Legalism is thus designed to have a continuing social effect. It is meant to live in the minds of the people, to cause them to avoid confrontation with the state, to press them into compliance with laws and practices that they may not agree with. And that was the effect of the first few decades of Communist Party rule in China. The Great Leap and the Cultural Revolution crushed opposition and engendered political passivity in the population at large. I could sense this when I first lived in China in 1983. People were very conscious of unspoken and unwritten political boundaries. They were wary of the smallest transgressions of government policy. Legalist psychology was at work.
The economic, social and cultural changes of the reform era have underminded the basis of Legalist fear. The government now no longer controls as much of an individual's life as it did in the past. People can find jobs, create meaningful lives, have fun beyond the reach of state power. Of course, the state is still very powerful, but not as powerful, relatively speaking, as in the past. People are thus less afraid.

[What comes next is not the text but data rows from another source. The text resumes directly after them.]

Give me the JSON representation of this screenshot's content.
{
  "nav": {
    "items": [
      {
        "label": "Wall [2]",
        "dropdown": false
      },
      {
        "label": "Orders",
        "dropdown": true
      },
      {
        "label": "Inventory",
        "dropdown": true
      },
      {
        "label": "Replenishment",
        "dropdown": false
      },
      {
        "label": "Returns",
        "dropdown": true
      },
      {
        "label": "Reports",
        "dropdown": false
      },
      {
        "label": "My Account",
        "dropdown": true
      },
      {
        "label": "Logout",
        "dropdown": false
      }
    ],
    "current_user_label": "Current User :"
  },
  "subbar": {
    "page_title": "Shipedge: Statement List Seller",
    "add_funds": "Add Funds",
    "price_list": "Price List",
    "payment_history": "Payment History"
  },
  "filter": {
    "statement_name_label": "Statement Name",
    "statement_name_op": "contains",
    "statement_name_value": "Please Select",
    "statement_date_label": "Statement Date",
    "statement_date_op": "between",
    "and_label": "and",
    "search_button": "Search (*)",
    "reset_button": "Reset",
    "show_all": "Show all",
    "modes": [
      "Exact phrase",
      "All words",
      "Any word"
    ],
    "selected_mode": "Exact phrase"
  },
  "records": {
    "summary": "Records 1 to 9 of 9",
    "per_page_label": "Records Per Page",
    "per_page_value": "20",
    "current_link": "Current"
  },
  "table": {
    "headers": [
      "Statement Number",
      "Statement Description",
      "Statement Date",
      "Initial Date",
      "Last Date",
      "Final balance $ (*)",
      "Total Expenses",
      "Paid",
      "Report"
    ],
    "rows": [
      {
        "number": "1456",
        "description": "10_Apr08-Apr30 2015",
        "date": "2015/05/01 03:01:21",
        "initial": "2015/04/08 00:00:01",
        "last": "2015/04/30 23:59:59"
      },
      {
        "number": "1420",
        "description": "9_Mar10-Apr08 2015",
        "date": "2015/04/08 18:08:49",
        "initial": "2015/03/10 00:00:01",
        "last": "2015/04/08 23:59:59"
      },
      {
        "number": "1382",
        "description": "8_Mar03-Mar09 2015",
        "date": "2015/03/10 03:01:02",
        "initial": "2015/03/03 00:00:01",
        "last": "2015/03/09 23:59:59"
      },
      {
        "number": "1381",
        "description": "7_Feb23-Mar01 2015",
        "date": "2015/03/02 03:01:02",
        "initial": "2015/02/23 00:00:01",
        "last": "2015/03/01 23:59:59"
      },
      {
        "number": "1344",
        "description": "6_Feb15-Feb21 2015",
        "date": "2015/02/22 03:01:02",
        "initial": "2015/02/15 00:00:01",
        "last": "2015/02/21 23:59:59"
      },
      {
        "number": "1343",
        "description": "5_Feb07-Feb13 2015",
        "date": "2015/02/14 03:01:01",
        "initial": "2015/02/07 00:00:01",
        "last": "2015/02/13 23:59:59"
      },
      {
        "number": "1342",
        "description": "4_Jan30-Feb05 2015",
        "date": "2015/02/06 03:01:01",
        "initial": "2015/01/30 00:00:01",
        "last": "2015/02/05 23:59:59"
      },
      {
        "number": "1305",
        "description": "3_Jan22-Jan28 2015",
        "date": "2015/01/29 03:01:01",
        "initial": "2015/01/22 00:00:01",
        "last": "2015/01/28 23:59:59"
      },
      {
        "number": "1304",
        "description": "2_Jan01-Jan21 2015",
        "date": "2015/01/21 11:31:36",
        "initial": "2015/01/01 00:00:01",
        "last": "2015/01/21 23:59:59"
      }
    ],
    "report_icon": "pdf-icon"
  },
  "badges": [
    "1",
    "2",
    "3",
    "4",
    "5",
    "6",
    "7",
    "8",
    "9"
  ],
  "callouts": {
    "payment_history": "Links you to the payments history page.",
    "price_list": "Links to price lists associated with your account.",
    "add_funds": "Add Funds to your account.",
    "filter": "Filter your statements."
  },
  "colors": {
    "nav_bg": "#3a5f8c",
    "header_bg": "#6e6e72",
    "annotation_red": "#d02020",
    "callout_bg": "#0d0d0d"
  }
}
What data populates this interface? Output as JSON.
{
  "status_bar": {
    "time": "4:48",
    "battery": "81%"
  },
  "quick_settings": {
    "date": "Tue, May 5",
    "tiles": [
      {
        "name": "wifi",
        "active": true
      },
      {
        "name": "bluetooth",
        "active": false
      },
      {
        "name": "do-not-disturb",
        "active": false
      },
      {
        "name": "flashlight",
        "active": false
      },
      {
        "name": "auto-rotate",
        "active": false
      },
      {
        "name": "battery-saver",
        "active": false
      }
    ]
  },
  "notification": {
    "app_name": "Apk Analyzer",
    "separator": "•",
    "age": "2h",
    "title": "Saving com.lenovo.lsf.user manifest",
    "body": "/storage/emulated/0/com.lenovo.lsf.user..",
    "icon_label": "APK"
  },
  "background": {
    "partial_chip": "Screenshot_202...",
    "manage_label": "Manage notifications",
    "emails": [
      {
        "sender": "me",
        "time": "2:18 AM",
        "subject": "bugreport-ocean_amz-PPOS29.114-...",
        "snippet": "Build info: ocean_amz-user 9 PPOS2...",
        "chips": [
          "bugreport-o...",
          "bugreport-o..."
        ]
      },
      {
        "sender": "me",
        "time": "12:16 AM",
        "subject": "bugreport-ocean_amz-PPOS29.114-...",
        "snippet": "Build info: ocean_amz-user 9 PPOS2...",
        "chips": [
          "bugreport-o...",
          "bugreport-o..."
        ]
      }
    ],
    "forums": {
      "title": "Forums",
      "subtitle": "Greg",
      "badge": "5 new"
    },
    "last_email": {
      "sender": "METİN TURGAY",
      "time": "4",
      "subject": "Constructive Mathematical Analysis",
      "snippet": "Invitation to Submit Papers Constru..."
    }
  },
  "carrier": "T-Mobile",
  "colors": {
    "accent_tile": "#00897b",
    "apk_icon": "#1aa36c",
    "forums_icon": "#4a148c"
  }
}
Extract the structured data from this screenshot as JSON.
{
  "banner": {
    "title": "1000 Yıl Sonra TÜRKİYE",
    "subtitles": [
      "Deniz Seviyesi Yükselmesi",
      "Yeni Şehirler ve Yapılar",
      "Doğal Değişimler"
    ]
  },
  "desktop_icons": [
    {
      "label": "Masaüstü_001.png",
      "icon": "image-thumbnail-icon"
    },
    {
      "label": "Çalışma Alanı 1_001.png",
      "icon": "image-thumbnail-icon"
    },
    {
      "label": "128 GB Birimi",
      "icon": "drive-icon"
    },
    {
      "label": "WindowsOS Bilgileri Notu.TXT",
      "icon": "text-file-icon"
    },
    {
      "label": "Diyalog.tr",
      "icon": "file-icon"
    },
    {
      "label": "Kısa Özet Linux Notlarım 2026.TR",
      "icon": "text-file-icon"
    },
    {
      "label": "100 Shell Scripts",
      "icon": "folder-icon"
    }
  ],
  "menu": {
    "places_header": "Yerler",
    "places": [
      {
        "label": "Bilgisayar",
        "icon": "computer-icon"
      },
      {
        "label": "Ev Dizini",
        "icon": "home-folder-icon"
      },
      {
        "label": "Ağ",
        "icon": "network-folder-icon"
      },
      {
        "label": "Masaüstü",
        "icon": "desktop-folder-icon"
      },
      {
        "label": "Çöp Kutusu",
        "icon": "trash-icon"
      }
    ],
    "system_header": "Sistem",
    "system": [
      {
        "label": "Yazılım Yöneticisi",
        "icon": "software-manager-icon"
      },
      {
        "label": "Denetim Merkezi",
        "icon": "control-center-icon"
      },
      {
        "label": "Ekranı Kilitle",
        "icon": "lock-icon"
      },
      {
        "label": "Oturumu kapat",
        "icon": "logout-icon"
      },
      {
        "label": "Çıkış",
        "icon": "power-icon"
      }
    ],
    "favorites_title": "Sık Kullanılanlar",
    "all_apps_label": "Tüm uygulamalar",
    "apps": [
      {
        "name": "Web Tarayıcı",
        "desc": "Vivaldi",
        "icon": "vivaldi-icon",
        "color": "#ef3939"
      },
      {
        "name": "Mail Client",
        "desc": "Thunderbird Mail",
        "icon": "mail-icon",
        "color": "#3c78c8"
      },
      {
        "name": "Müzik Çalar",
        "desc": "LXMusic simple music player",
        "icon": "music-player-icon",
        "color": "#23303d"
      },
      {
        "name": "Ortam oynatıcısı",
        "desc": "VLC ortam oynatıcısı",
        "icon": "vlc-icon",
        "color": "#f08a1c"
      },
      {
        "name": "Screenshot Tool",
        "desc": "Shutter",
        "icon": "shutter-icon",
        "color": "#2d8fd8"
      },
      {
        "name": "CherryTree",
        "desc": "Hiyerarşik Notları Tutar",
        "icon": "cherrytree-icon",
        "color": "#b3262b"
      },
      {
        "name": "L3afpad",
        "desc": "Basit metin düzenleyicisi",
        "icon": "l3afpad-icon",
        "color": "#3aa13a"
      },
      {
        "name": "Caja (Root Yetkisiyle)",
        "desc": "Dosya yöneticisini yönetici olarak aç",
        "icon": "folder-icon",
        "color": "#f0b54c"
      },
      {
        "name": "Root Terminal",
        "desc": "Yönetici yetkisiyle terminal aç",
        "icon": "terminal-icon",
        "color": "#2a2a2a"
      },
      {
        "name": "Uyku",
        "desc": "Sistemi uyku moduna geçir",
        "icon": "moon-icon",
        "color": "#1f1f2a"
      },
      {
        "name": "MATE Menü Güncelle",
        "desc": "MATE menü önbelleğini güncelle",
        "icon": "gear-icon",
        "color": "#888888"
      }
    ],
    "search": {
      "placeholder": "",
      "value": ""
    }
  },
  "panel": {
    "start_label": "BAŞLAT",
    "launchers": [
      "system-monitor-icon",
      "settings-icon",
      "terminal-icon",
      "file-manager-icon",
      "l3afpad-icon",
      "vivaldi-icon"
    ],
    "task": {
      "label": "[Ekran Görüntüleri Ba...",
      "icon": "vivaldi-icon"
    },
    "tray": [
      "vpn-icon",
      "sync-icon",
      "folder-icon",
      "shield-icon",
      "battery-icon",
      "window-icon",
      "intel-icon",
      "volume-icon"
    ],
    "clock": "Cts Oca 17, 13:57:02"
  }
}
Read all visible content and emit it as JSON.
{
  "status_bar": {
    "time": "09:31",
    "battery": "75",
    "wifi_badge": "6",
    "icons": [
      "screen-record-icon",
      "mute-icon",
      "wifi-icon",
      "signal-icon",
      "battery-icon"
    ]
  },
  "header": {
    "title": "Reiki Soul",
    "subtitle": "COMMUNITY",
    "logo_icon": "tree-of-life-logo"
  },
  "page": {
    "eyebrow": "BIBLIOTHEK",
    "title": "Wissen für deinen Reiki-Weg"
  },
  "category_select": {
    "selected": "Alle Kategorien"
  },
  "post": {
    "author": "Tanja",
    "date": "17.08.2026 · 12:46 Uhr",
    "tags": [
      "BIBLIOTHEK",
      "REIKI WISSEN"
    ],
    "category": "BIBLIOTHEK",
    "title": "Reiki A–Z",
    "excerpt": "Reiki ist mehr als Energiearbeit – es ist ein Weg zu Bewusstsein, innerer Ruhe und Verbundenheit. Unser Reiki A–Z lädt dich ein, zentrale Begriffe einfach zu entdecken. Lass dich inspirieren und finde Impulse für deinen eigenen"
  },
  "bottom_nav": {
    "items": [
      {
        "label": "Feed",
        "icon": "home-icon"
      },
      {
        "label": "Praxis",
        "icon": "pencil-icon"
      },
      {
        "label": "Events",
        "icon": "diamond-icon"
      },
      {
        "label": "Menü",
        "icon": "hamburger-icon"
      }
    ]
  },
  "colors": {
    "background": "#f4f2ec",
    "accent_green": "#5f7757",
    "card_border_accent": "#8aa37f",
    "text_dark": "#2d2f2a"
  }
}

They are standing up for their rights. The state cannot control the flow of information, or even the production of certain texts (how many of these books will now be published in Chinese in Hong Kong, Taiwan, the US and elsewhere and circulated back into China? How many of them will find their way onto the internet and the screens of PRC readers?). The Legalist state is losing its capacity to instill fear.